▶ Task to carry out
From the entries that follow, copy every line with the word "data".

▶ Record excerpts
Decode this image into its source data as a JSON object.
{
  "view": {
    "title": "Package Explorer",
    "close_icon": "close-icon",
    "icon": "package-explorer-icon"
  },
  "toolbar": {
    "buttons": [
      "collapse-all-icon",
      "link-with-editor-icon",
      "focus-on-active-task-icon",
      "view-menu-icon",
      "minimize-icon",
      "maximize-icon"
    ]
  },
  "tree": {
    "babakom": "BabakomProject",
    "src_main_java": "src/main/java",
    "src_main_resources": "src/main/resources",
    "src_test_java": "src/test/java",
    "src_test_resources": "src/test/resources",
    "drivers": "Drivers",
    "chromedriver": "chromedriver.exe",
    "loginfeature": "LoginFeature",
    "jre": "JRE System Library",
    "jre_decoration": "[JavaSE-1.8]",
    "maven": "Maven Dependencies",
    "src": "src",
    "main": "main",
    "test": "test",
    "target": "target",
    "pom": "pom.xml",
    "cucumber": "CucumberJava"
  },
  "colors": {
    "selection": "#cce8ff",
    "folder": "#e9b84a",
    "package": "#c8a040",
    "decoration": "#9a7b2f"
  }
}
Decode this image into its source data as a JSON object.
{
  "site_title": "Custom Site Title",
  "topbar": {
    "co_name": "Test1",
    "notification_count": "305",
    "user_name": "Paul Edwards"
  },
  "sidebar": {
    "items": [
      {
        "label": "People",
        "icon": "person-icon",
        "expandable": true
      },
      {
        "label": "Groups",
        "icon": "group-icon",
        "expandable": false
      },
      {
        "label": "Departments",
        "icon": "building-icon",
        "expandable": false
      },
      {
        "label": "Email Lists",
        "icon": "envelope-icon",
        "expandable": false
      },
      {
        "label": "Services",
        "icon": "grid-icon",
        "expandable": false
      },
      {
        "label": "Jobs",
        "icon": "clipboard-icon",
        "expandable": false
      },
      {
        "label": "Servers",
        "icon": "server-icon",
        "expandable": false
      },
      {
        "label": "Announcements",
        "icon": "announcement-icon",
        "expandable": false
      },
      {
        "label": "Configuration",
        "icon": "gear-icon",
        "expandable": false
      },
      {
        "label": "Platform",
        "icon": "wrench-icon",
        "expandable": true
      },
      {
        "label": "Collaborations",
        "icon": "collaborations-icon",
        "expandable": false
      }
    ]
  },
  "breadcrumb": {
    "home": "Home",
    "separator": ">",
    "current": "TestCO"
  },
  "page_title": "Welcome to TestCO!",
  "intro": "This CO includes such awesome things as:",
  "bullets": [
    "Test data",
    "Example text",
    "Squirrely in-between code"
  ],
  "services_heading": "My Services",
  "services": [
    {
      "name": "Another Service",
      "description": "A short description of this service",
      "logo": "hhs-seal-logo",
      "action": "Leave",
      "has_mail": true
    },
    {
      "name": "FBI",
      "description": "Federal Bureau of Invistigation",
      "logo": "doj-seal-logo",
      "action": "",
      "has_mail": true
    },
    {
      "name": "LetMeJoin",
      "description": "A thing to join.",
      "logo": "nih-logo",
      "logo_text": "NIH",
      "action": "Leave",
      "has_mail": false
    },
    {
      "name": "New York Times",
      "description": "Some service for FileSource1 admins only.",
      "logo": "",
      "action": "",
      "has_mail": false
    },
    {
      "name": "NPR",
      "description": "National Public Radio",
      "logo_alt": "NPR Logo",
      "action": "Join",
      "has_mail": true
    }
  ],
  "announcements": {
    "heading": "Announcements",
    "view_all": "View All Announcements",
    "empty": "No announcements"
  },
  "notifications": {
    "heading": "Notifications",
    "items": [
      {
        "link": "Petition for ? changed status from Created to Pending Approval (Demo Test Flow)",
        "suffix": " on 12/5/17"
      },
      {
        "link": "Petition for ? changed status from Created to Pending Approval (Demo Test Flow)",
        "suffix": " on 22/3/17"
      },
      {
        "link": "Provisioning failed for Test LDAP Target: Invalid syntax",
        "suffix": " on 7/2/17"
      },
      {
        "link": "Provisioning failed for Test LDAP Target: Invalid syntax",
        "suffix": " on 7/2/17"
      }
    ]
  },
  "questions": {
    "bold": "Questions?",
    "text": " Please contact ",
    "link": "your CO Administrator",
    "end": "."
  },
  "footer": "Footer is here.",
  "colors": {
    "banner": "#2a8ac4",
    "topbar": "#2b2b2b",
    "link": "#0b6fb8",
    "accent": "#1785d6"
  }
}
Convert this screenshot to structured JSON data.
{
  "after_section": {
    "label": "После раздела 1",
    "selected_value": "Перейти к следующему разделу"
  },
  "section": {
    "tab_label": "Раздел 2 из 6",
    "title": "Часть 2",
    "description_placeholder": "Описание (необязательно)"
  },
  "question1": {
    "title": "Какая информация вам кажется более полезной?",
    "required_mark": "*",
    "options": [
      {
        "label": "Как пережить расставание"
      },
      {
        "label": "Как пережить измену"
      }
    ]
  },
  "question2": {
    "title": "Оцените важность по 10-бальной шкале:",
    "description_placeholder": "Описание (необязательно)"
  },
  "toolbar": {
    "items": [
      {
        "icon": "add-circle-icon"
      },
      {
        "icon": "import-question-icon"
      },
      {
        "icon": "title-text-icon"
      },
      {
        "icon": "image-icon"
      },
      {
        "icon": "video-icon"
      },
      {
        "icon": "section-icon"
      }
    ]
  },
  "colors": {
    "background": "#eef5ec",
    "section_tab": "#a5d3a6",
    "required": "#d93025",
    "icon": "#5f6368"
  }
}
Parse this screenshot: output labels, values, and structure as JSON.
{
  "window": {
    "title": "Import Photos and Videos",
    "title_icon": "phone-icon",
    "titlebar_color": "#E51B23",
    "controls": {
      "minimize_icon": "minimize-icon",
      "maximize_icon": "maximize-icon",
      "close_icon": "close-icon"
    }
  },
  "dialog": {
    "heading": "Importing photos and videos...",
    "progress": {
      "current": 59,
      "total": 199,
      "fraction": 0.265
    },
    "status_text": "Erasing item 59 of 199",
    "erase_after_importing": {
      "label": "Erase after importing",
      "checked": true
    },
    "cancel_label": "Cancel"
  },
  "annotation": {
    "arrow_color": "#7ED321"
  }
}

▶ The answer
Decode this image into its source data as a JSON object.
Decode this image into its source data as a JSON object.
    "Test data",
Convert this screenshot to structured JSON data.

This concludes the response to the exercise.